What were they thinking? That much is obvious: they were thinking about something else. Perhaps the consultant who came up with the idea was pitching to a Russian client while working on the Huawei account and got distracted.
Yes, a giant Rubik's Cube might have attracted some attention on the day but not necessarily for the right reason or with the intended result. I mean, when Ryanair's publicity forays leave you thinking the airline is a bit crap, it doesn't matter; in fact, it could well be intentional. Is it really Huawei's intention to come across as confused, pointless and desperate?
Now, if I'd been on the scene, I might have advised that harking back to the 1970s, before most smartphone users were born and a time when real life in the UK was still in black-and-white, should be avoided at all costs. Millennials would be muttering "what's that thing, grand-dad?" and for everyone else it evokes a miserable era of watching naff editions of Blue Peter when you knew the cool kids were watching Magpie instead.

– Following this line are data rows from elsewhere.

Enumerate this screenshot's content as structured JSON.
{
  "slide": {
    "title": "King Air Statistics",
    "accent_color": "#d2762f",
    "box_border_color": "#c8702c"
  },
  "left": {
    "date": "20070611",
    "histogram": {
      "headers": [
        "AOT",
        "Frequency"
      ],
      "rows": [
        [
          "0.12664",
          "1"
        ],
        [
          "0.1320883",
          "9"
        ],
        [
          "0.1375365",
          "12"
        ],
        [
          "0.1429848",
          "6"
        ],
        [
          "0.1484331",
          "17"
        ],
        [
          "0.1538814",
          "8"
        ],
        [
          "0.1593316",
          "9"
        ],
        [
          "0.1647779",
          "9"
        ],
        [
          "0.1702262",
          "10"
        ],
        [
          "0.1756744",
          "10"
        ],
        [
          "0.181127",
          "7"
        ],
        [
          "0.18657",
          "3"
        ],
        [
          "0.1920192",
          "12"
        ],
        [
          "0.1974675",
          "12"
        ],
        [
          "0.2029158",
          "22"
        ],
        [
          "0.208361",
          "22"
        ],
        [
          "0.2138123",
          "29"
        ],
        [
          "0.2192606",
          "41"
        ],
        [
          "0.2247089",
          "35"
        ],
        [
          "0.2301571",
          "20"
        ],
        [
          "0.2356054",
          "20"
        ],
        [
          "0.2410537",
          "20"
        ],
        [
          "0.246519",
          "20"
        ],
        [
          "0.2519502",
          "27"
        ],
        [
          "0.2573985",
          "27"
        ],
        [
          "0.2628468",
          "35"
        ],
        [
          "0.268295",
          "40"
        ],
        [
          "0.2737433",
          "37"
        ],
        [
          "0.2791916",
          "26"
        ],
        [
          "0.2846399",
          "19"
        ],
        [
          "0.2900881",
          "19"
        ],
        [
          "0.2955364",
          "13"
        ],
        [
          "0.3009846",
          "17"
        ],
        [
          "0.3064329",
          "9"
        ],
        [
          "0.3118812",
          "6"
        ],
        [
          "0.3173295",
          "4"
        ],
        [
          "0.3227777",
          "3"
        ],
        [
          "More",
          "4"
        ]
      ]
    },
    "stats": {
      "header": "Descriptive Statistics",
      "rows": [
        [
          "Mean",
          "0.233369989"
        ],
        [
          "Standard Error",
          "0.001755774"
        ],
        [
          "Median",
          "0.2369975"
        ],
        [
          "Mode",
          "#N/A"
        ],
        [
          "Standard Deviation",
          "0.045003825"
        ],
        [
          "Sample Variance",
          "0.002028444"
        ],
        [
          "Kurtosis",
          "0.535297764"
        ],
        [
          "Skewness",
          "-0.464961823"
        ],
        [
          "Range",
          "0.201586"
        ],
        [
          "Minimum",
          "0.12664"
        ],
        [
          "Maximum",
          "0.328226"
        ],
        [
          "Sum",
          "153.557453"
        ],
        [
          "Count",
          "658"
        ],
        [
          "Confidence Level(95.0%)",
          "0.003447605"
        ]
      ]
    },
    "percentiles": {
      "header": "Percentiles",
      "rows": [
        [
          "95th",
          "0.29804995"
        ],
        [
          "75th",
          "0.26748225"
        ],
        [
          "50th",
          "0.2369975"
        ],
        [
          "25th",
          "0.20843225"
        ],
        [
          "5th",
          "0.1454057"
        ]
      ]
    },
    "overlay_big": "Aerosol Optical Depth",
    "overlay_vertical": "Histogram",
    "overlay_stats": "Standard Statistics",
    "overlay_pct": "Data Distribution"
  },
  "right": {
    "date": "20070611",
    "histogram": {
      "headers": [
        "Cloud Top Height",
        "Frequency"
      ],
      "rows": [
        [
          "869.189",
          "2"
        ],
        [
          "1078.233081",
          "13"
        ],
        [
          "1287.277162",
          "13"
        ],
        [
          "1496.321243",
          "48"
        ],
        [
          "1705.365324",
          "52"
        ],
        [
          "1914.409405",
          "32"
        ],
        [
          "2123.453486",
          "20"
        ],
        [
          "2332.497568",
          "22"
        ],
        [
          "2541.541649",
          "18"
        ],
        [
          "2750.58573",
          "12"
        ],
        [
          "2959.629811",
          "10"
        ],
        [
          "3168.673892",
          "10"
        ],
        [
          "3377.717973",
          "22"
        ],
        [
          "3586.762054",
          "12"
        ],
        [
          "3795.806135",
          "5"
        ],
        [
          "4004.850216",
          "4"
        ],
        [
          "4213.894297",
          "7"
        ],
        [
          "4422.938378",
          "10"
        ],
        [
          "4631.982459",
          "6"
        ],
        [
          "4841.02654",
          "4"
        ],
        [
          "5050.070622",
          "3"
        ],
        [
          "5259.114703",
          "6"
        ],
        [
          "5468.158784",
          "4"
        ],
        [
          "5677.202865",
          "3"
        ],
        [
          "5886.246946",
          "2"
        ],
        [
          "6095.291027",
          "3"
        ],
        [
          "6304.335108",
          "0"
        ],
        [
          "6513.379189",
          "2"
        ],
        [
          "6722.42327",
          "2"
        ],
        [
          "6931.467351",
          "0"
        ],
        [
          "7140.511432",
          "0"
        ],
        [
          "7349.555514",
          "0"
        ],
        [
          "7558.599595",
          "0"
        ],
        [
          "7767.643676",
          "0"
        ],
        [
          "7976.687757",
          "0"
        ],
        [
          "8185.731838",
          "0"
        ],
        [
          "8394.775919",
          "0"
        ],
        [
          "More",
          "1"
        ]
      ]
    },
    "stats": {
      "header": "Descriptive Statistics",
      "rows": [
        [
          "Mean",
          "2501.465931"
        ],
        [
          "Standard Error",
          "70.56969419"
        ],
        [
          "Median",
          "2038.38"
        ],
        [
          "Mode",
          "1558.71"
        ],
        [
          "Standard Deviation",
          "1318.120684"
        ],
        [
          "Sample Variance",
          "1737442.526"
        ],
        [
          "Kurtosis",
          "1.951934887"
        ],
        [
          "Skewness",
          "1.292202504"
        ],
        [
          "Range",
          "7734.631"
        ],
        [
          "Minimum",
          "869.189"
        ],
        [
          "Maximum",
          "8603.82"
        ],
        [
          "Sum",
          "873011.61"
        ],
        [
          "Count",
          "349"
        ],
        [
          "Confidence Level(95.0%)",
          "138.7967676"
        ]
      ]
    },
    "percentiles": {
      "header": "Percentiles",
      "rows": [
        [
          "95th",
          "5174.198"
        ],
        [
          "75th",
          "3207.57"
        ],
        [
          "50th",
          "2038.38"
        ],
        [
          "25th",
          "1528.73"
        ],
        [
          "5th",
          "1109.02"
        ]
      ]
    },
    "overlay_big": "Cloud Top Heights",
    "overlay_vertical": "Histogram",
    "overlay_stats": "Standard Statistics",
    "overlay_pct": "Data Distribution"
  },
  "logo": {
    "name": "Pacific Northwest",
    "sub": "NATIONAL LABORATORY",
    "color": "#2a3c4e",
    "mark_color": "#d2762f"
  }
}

It doesn't matter that Huawei was trying to boast its handset's number-crunching AI mastery, the Rubik's Cube is a tiresome computing cliché that has pretty much nothing to do with computing. Don't do it.
Huawei would have been better to let me out of my cupboard to say my piece, follow my advice to the letter, then shut me back in, knowing the retainer they were investing in Dabbsy's Cupboard Consultancy was well spent.
I like the cupboard concept. It was first described to me at the end of the 1980s by my editor on ICL Today magazine as a fantasy career move for woefully undervalued freelance science journalist, (the late) Hedley Voysey.
For those of you unlucky never to have crossed paths with the man, Hedley had the comportment of TV scientist Dr Magnus Pyke, possessed a brain the size of a planet and had a suitably planetary capacity to comprehend and process the most complex of engineering and technological detail almost instantaneously. And here he was, scrabbling around for meagre commissions from us to write dull case studies about ICL systems clients.
Our editor would muse that Hedley ought to be kept in a cupboard. This cupboard would live at one of the top corporates of the day – IBM, DEC, even small-fry ICL at a push – for which Hedley could be paid a handsome retainer. Then, every time a project went titsup and directors ran around with their hair on fire, they'd let Hedley out of his cupboard to say "Ooh yes ah indeed, what you need to do is this…" The day would be saved, the world could breathe a sigh of gratitude and Hedley would return to his cupboard until the next disaster.
My problem is that I have been "doing the cupboard" thing already without reaping any financial benefit. Huawei, for example, is already quids-in on my viciously incisive advice without spending a bean.
Another recent example that springs to mind is the Magic UX smartphone interface concept from design and innovation studio Special Projects. It lets you fix physical locations in front of you for each of your running apps, allowing you to switch between them VR-style simply by moving your handset, as if passing from one pile of papers to another on a desktop. Watch the video.
Naturally, I asked what happens to Magic UX if you're doing work on a train with your virtual apps spread across the table in front of you, and the train turns on a bend. Would your apps would slide around behind you, out of reach?
It might be amusing to watch fellow users chasing their documents up and down the carriage, as if blown away by a gust of virtual wind. It could be like Pokémon Go but with Word files, server scripts and a private browser tab playing the full Pulp Fiction Gimp sequence (director's cut) on a loop, all flying around with every kink in the tracks.
After an initial exchange of emails, the conversation went quiet very suddenly and I have heard nothing since.
I just want you to know that these were freebies. Any future consultations will be subject to contract and lead to an invoice. Much against everyone's advice, I advise you to take mine.
You can contact me any time, here in my cupboard. I know what you're thinking, so don't bother. I have a spare key.